For this sex positive parent, kinky sexuality does not automatically make you progressive….and feminism is not mutually exclusive from the sex positive movement. Part of her sex positivity is turning the term “slut” inside out from it’s negative accusations into an armor of choice.
Abby Rose Dalto is a freelance writer, editor and social media consultant. She is the author of two books and numerous articles on a variety of subjects. Abby is co-Founder of ESC Forever Media and co-Founder/Executive Editor of the blog Evil Slutopia, where she writes about pop culture, politics, relationships, feminism, sex and more under the pseudonym “Lilith”.
1) Identify one or two trends, or influential people in the Sex Positive community that you identify with (or are inspired by) and those trends which you relate to not-so-much.
A trend I’ve seen lately that I just love is the inclusion of asexuality, “vanilla” sexuality and monogamy into the realm of sex positivity. I don’t think this is something new, but it has definitely been overlooked in the past. So it’s nice whenever I see people who understand that there is a difference between being sex positive and being kink-friendly or polyamorous. It should be common sense, but too often I hear the terms used synonymously and it can be alienating to those who don’t identify as such. We need to stop with the idea that poly relationships are more evolved than monogamous ones or that if you’re not into BDSM or kink it’s because you’re just afraid or too uptight.
There are so many different ways to express your sexuality and they’re all valid as long as everyone involved is consenting.
A trend that frustrates me is the idea that feminism and sex positivity are contradictory or that they’re even ideologically different. Feminism has so many negative connotations that a lot of women are afraid to identify as feminists, but if you believe in gender equality then, in my opinion, you’re a feminist no matter what you call yourself.
I view feminism in the same way that I view sex positivity; it’s about equality, freedom, choice and acceptance. So it annoys me when people act like “sex positive feminist” is an oxymoron.
2) How do you define “sex positivity” for yourself and your work? In other words, what is your primary passion and how do you distinguish your writings and interests from other branches of thought within the sex positive movement?
There’s a misconception that if you like sex, then you’re sex positive… or if you have a lot of sex, then you’re sex positive. As I said above, I think it’s more about equality, freedom, choice and acceptance. You can be sex positive even if you’re not having sex at all, as long as you don’t judge others for their sexual choices or try to control their sexual choices. Our society is so obsessed with what everyone else is doing in bed. So to me, sex positivity is about acknowledging that we’re all different, we all like what we like, and that’s okay.
On Evil Slutopia, we’ve written about reclaiming the word “slut” in order to take the power away from those who would use the word against us. I like to think of it as an expression of choice: I’m going to do what I want and as long as I’m not hurting anyone in the process, no one can make me feel bad about that.

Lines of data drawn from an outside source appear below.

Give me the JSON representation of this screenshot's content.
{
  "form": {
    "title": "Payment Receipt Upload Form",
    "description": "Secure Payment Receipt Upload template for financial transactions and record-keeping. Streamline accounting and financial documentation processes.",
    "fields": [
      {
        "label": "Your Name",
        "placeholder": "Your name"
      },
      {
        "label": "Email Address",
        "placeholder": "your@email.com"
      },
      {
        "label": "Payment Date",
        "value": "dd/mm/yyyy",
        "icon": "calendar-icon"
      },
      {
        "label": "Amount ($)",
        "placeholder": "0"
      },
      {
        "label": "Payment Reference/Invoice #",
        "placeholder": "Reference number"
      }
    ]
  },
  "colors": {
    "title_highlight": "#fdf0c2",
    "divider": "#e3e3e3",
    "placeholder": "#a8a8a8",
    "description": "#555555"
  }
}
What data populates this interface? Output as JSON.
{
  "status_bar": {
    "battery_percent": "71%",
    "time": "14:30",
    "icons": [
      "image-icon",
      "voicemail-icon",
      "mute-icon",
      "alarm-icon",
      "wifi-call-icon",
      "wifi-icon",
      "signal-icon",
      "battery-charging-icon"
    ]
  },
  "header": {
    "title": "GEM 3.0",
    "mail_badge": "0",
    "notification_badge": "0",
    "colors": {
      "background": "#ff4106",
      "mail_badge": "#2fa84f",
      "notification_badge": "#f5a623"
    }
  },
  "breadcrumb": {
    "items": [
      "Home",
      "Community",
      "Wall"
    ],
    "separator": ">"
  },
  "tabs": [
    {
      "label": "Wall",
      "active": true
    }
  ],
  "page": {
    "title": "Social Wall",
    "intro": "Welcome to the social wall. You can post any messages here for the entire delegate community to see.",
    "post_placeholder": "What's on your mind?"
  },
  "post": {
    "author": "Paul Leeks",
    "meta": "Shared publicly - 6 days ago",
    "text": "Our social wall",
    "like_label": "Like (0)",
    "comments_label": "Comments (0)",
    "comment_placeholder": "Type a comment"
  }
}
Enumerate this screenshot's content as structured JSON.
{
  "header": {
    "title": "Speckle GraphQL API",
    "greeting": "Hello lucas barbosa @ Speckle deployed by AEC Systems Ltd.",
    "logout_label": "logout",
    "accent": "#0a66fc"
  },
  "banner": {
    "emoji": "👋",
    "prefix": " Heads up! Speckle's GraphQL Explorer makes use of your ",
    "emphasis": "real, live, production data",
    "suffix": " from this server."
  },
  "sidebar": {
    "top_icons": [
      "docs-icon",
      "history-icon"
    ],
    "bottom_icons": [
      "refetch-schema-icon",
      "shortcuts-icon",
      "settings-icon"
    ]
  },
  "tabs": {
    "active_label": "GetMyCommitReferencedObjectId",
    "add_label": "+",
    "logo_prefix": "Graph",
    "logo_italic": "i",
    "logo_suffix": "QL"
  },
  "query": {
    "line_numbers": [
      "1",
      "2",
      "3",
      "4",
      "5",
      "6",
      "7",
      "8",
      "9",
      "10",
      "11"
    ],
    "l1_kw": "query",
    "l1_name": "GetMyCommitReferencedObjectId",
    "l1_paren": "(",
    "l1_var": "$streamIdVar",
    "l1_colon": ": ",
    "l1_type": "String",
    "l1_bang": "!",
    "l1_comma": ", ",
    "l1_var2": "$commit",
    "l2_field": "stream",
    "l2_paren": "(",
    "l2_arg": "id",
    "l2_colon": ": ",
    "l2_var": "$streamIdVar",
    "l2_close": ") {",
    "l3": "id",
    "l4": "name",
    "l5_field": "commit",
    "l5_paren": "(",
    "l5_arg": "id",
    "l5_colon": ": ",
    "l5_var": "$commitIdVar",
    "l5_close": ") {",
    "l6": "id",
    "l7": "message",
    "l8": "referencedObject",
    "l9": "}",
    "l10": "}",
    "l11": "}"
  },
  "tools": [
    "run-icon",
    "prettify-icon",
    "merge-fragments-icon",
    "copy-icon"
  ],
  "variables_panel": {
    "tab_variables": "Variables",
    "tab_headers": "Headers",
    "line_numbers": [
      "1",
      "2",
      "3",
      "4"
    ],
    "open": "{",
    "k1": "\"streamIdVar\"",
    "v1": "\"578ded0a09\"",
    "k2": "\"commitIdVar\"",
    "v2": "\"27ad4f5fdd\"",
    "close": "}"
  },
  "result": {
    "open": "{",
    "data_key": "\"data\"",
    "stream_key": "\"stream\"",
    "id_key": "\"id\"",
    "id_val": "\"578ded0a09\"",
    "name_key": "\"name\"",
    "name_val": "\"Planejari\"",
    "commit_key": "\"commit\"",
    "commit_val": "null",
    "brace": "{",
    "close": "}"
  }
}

If being who I am and doing what feels right and sleeping with whomever I want (even if it’s no one) makes me a slut in someone else’s eyes, then that’s fine. The word can’t hurt me if I own it and if I know that I’m living my truth.
I don’t write about specifically sex positivity that much anymore but I find that being sex positive still influences my work and my life every day. Right now, I’m really passionate about sex positive parenting. I have a 13-year-old daughter and I find myself constantly toeing the line between trying to keep her safe and not wanting to attach any shame or stigma to sex. I think that even in the best schools, sex education is seriously lacking. There’s a lot of emphasis on not getting pregnant, not getting a disease – which is really important information – but there’s very little taught about pleasure, about consent, about mutual respect. I don’t want my daughter to have sex before she’s ready, but I don’t want her to wait for the wrong reasons. I don’t want her to buy into some old fashioned construct of virginity or expect to live “happily ever after” with some guy she meets in high school (nod to Therese Shechter’s “How to Lose Your Virginity”).
(For more about sex positive parenting, Airial Clark aka the Sex-Positive Parent, is an excellent resource).
3) What directions do you think sex positivity will take within the next 5 – 10 years? Or what topics and with what platforms would you like to see sex positivity develop more thoroughly within the next 5 – 10 years?
I hope that within the next 5 to 10 years we will finally see nationwide legalization of same-sex marriage and other strides made in the area of LGBT rights. I think the next logical step is legalization of polygamy or at least wider acceptance of poly relationships (Polyamory Weekly is dedicated to building a socially conscious and healthy non-monogamous community). I don’t think it will happen that soon – because sadly, I don’t think America is ready for it – but to me it’s the obvious next step to marriage equality.
Opinions shared are the author’s own. Want to participate in this interview series? What is your sex positivity?